##### Data under study #####
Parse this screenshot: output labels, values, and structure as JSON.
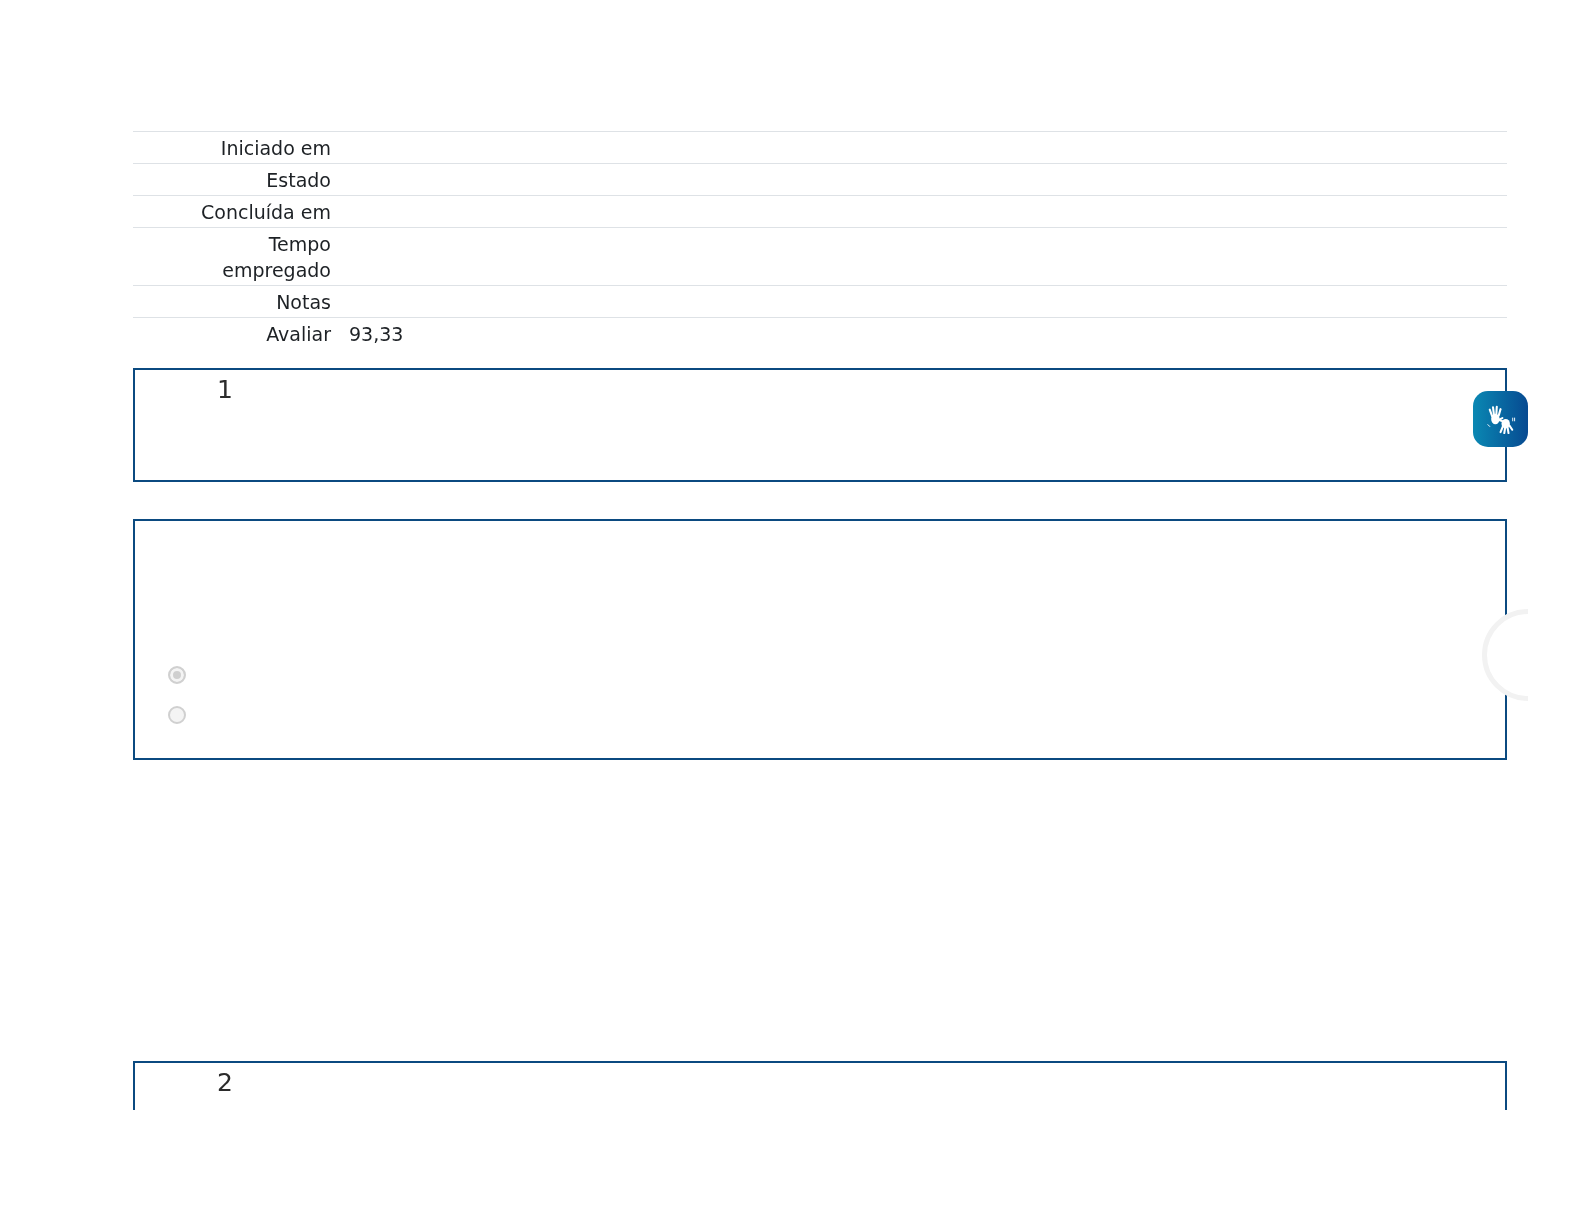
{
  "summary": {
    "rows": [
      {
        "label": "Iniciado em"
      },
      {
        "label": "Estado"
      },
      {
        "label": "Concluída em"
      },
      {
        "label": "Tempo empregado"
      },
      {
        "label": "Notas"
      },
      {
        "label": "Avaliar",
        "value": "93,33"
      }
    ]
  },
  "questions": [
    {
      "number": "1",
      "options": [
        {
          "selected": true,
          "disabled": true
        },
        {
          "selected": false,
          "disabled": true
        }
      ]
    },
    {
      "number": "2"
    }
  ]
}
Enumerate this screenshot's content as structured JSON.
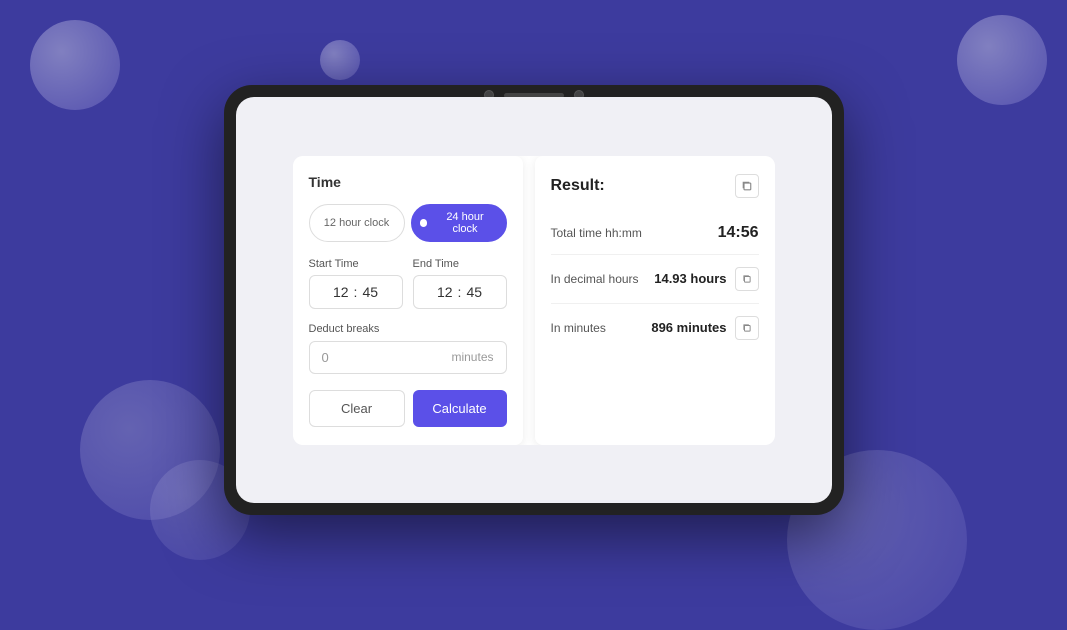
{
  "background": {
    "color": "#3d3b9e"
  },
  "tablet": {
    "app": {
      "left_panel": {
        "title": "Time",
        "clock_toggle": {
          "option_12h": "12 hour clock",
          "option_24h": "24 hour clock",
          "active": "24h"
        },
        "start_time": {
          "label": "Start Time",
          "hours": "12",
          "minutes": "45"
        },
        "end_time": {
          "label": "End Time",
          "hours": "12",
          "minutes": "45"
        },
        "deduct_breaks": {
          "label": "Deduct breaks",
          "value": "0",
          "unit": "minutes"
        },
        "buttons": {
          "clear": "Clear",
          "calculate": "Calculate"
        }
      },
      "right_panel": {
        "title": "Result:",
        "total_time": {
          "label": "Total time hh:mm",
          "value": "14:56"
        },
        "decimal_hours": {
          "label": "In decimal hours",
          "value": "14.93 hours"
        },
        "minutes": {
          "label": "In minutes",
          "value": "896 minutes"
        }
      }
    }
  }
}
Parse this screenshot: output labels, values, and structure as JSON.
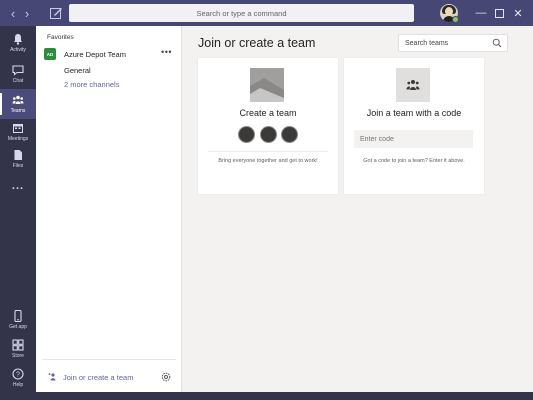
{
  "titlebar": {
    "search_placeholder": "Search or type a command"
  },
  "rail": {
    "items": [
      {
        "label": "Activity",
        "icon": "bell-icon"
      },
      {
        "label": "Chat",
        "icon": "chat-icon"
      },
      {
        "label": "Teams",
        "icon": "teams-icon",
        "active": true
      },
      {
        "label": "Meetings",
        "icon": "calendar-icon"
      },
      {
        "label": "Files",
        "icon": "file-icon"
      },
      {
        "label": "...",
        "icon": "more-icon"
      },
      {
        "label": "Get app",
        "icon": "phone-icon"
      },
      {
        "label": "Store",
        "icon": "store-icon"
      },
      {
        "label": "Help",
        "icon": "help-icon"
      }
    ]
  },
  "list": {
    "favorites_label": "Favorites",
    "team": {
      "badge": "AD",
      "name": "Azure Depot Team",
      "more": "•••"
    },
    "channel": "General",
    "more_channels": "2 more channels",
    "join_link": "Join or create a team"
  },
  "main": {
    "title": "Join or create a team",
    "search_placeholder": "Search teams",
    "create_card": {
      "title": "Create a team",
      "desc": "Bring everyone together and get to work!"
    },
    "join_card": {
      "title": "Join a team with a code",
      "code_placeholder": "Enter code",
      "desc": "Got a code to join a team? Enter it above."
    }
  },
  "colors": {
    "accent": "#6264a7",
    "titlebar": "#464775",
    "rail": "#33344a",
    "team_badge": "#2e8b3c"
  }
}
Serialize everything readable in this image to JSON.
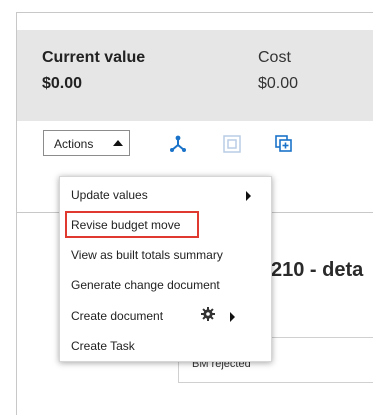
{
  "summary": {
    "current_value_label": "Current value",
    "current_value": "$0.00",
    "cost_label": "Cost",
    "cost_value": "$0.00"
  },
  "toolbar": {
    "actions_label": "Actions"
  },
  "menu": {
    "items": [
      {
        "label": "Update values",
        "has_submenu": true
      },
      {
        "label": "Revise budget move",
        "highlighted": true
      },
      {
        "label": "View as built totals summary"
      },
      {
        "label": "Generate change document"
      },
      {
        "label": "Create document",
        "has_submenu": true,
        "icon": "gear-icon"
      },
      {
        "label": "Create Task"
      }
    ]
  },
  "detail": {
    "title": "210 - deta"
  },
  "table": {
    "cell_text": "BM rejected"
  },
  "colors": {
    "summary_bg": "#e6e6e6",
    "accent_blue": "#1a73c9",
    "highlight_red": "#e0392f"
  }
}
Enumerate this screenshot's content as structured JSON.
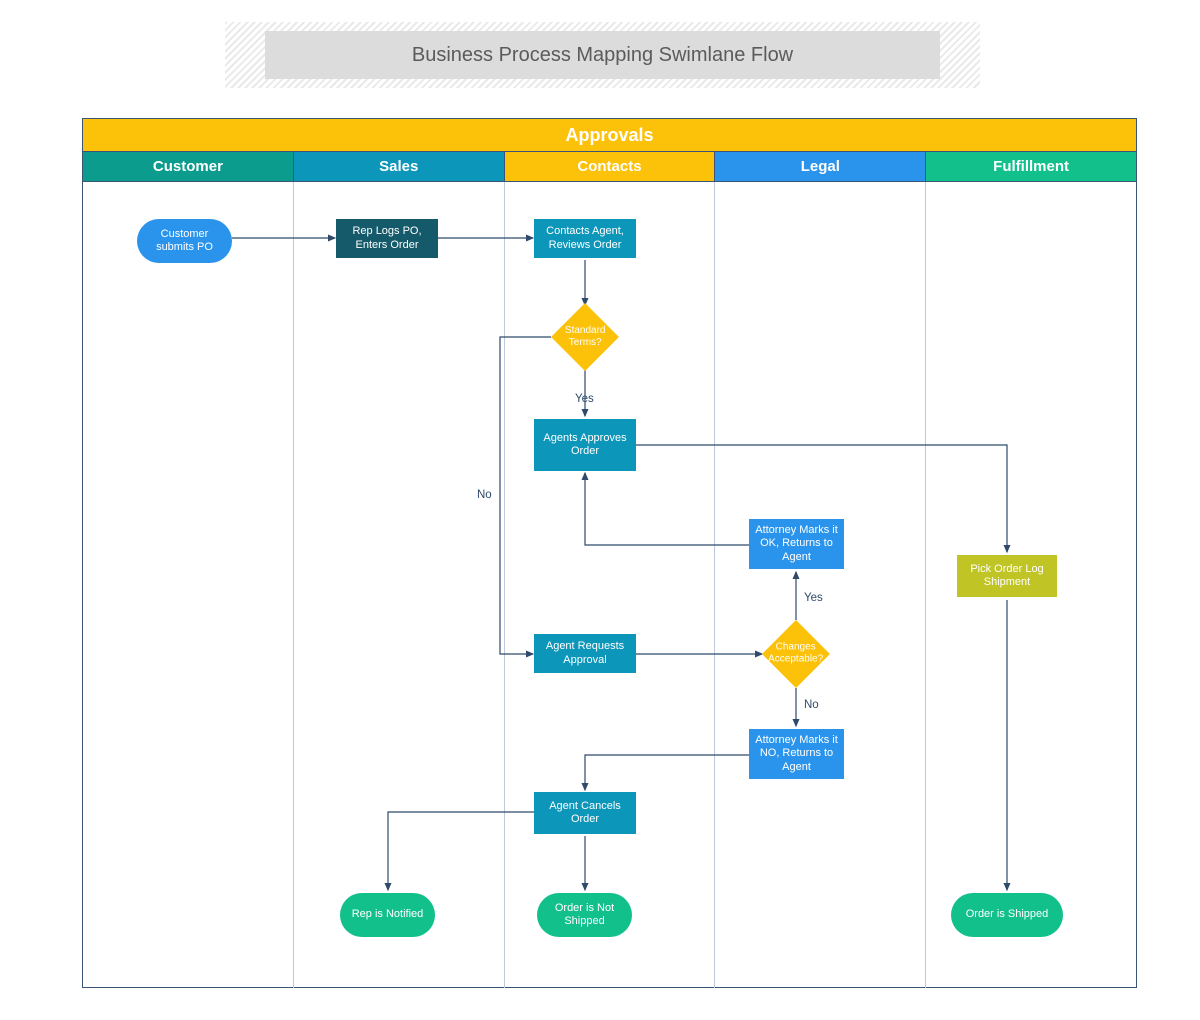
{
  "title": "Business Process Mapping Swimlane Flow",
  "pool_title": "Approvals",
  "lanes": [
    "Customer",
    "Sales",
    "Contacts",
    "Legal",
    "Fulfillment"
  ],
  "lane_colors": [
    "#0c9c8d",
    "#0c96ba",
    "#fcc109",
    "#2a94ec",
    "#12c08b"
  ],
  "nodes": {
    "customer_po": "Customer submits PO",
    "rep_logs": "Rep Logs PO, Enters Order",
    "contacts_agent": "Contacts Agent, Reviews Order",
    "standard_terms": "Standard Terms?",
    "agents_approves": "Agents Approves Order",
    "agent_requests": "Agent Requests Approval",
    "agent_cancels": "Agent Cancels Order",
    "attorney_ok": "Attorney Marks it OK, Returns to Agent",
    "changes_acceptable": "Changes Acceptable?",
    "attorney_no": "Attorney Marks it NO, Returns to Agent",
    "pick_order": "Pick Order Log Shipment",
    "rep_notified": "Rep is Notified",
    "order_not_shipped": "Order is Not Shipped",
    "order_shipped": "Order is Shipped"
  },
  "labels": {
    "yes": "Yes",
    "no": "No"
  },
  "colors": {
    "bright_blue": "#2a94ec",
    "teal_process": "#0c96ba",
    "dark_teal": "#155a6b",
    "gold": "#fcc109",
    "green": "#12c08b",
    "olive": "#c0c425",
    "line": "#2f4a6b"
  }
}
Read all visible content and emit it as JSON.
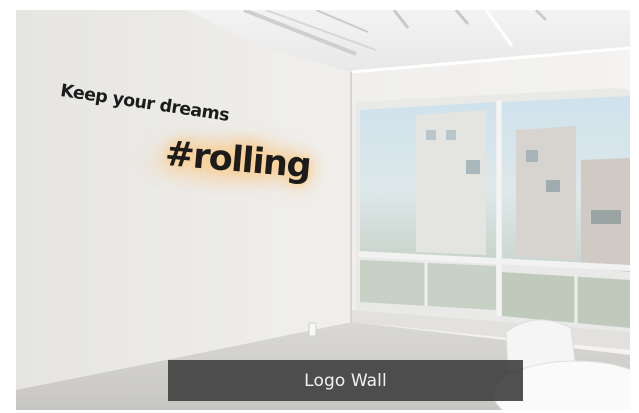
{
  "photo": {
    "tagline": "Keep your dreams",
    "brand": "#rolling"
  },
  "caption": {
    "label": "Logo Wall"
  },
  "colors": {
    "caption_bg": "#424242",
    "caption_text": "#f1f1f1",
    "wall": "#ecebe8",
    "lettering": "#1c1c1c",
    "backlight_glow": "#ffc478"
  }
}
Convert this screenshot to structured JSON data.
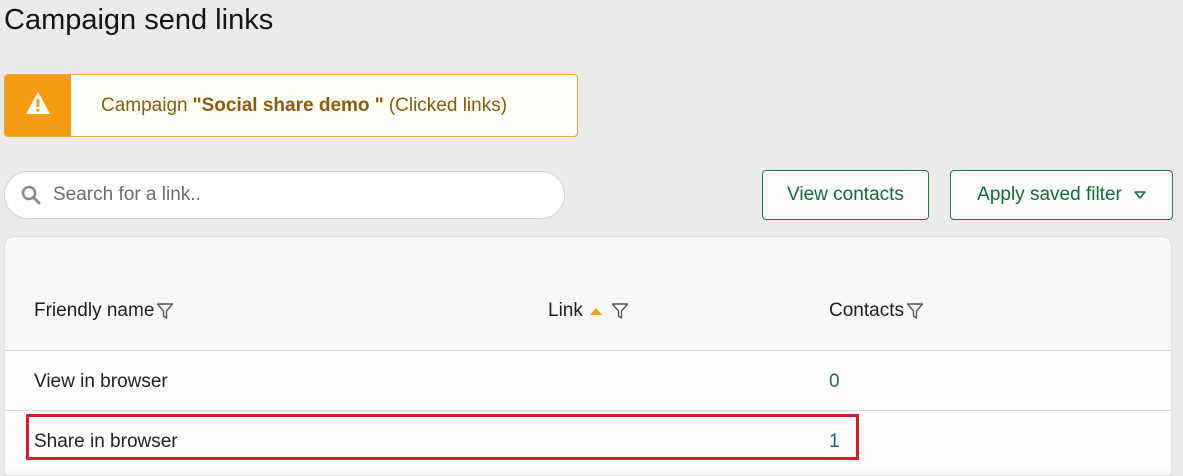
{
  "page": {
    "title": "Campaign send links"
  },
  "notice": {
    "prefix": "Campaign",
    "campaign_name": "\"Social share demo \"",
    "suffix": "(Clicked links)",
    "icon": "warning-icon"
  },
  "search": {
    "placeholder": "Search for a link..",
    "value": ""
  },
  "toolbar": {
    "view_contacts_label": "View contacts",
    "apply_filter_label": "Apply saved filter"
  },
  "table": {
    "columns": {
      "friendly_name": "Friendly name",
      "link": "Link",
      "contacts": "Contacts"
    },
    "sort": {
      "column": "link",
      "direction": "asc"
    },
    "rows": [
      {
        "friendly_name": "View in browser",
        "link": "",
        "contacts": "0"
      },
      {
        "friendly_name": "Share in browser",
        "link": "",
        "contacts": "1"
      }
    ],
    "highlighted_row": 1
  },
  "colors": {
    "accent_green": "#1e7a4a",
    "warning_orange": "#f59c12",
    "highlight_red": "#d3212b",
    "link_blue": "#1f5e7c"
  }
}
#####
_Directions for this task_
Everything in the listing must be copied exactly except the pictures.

_Worked solution_
Parse this screenshot: output labels, values, and structure as JSON.
{
  "summary": {
    "rows": [
      {
        "label": "Iniciado em"
      },
      {
        "label": "Estado"
      },
      {
        "label": "Concluída em"
      },
      {
        "label": "Tempo empregado"
      },
      {
        "label": "Notas"
      },
      {
        "label": "Avaliar",
        "value": "93,33"
      }
    ]
  },
  "questions": [
    {
      "number": "1",
      "options": [
        {
          "selected": true,
          "disabled": true
        },
        {
          "selected": false,
          "disabled": true
        }
      ]
    },
    {
      "number": "2"
    }
  ]
}
Enumerate this screenshot's content as structured JSON.
{
  "background": {
    "color": "#3d3b9e"
  },
  "tablet": {
    "app": {
      "left_panel": {
        "title": "Time",
        "clock_toggle": {
          "option_12h": "12 hour clock",
          "option_24h": "24 hour clock",
          "active": "24h"
        },
        "start_time": {
          "label": "Start Time",
          "hours": "12",
          "minutes": "45"
        },
        "end_time": {
          "label": "End Time",
          "hours": "12",
          "minutes": "45"
        },
        "deduct_breaks": {
          "label": "Deduct breaks",
          "value": "0",
          "unit": "minutes"
        },
        "buttons": {
          "clear": "Clear",
          "calculate": "Calculate"
        }
      },
      "right_panel": {
        "title": "Result:",
        "total_time": {
          "label": "Total time hh:mm",
          "value": "14:56"
        },
        "decimal_hours": {
          "label": "In decimal hours",
          "value": "14.93 hours"
        },
        "minutes": {
          "label": "In minutes",
          "value": "896 minutes"
        }
      }
    }
  }
}
Parse this screenshot: output labels, values, and structure as JSON.
{
  "titlebar": {
    "search_placeholder": "Search or type a command"
  },
  "rail": {
    "items": [
      {
        "label": "Activity",
        "icon": "bell-icon"
      },
      {
        "label": "Chat",
        "icon": "chat-icon"
      },
      {
        "label": "Teams",
        "icon": "teams-icon",
        "active": true
      },
      {
        "label": "Meetings",
        "icon": "calendar-icon"
      },
      {
        "label": "Files",
        "icon": "file-icon"
      },
      {
        "label": "...",
        "icon": "more-icon"
      },
      {
        "label": "Get app",
        "icon": "phone-icon"
      },
      {
        "label": "Store",
        "icon": "store-icon"
      },
      {
        "label": "Help",
        "icon": "help-icon"
      }
    ]
  },
  "list": {
    "favorites_label": "Favorites",
    "team": {
      "badge": "AD",
      "name": "Azure Depot Team",
      "more": "•••"
    },
    "channel": "General",
    "more_channels": "2 more channels",
    "join_link": "Join or create a team"
  },
  "main": {
    "title": "Join or create a team",
    "search_placeholder": "Search teams",
    "create_card": {
      "title": "Create a team",
      "desc": "Bring everyone together and get to work!"
    },
    "join_card": {
      "title": "Join a team with a code",
      "code_placeholder": "Enter code",
      "desc": "Got a code to join a team? Enter it above."
    }
  },
  "colors": {
    "accent": "#6264a7",
    "titlebar": "#464775",
    "rail": "#33344a",
    "team_badge": "#2e8b3c"
  }
}
Serialize everything readable in this image to JSON.
{
  "summary": {
    "current_value_label": "Current value",
    "current_value": "$0.00",
    "cost_label": "Cost",
    "cost_value": "$0.00"
  },
  "toolbar": {
    "actions_label": "Actions"
  },
  "menu": {
    "items": [
      {
        "label": "Update values",
        "has_submenu": true
      },
      {
        "label": "Revise budget move",
        "highlighted": true
      },
      {
        "label": "View as built totals summary"
      },
      {
        "label": "Generate change document"
      },
      {
        "label": "Create document",
        "has_submenu": true,
        "icon": "gear-icon"
      },
      {
        "label": "Create Task"
      }
    ]
  },
  "detail": {
    "title": "210 - deta"
  },
  "table": {
    "cell_text": "BM rejected"
  },
  "colors": {
    "summary_bg": "#e6e6e6",
    "accent_blue": "#1a73c9",
    "highlight_red": "#e0392f"
  }
}
Enumerate this screenshot's content as structured JSON.
{
  "title": "Business Process Mapping Swimlane Flow",
  "pool_title": "Approvals",
  "lanes": [
    "Customer",
    "Sales",
    "Contacts",
    "Legal",
    "Fulfillment"
  ],
  "lane_colors": [
    "#0c9c8d",
    "#0c96ba",
    "#fcc109",
    "#2a94ec",
    "#12c08b"
  ],
  "nodes": {
    "customer_po": "Customer submits PO",
    "rep_logs": "Rep Logs PO, Enters Order",
    "contacts_agent": "Contacts Agent, Reviews Order",
    "standard_terms": "Standard Terms?",
    "agents_approves": "Agents Approves Order",
    "agent_requests": "Agent Requests Approval",
    "agent_cancels": "Agent Cancels Order",
    "attorney_ok": "Attorney Marks it OK, Returns to Agent",
    "changes_acceptable": "Changes Acceptable?",
    "attorney_no": "Attorney Marks it NO, Returns to Agent",
    "pick_order": "Pick Order Log Shipment",
    "rep_notified": "Rep is Notified",
    "order_not_shipped": "Order is Not Shipped",
    "order_shipped": "Order is Shipped"
  },
  "labels": {
    "yes": "Yes",
    "no": "No"
  },
  "colors": {
    "bright_blue": "#2a94ec",
    "teal_process": "#0c96ba",
    "dark_teal": "#155a6b",
    "gold": "#fcc109",
    "green": "#12c08b",
    "olive": "#c0c425",
    "line": "#2f4a6b"
  }
}
Read all visible content and emit it as JSON.
{
  "photo": {
    "tagline": "Keep your dreams",
    "brand": "#rolling"
  },
  "caption": {
    "label": "Logo Wall"
  },
  "colors": {
    "caption_bg": "#424242",
    "caption_text": "#f1f1f1",
    "wall": "#ecebe8",
    "lettering": "#1c1c1c",
    "backlight_glow": "#ffc478"
  }
}
Convert this screenshot to structured JSON data.
{
  "page": {
    "title": "Campaign send links"
  },
  "notice": {
    "prefix": "Campaign",
    "campaign_name": "\"Social share demo \"",
    "suffix": "(Clicked links)",
    "icon": "warning-icon"
  },
  "search": {
    "placeholder": "Search for a link..",
    "value": ""
  },
  "toolbar": {
    "view_contacts_label": "View contacts",
    "apply_filter_label": "Apply saved filter"
  },
  "table": {
    "columns": {
      "friendly_name": "Friendly name",
      "link": "Link",
      "contacts": "Contacts"
    },
    "sort": {
      "column": "link",
      "direction": "asc"
    },
    "rows": [
      {
        "friendly_name": "View in browser",
        "link": "",
        "contacts": "0"
      },
      {
        "friendly_name": "Share in browser",
        "link": "",
        "contacts": "1"
      }
    ],
    "highlighted_row": 1
  },
  "colors": {
    "accent_green": "#1e7a4a",
    "warning_orange": "#f59c12",
    "highlight_red": "#d3212b",
    "link_blue": "#1f5e7c"
  }
}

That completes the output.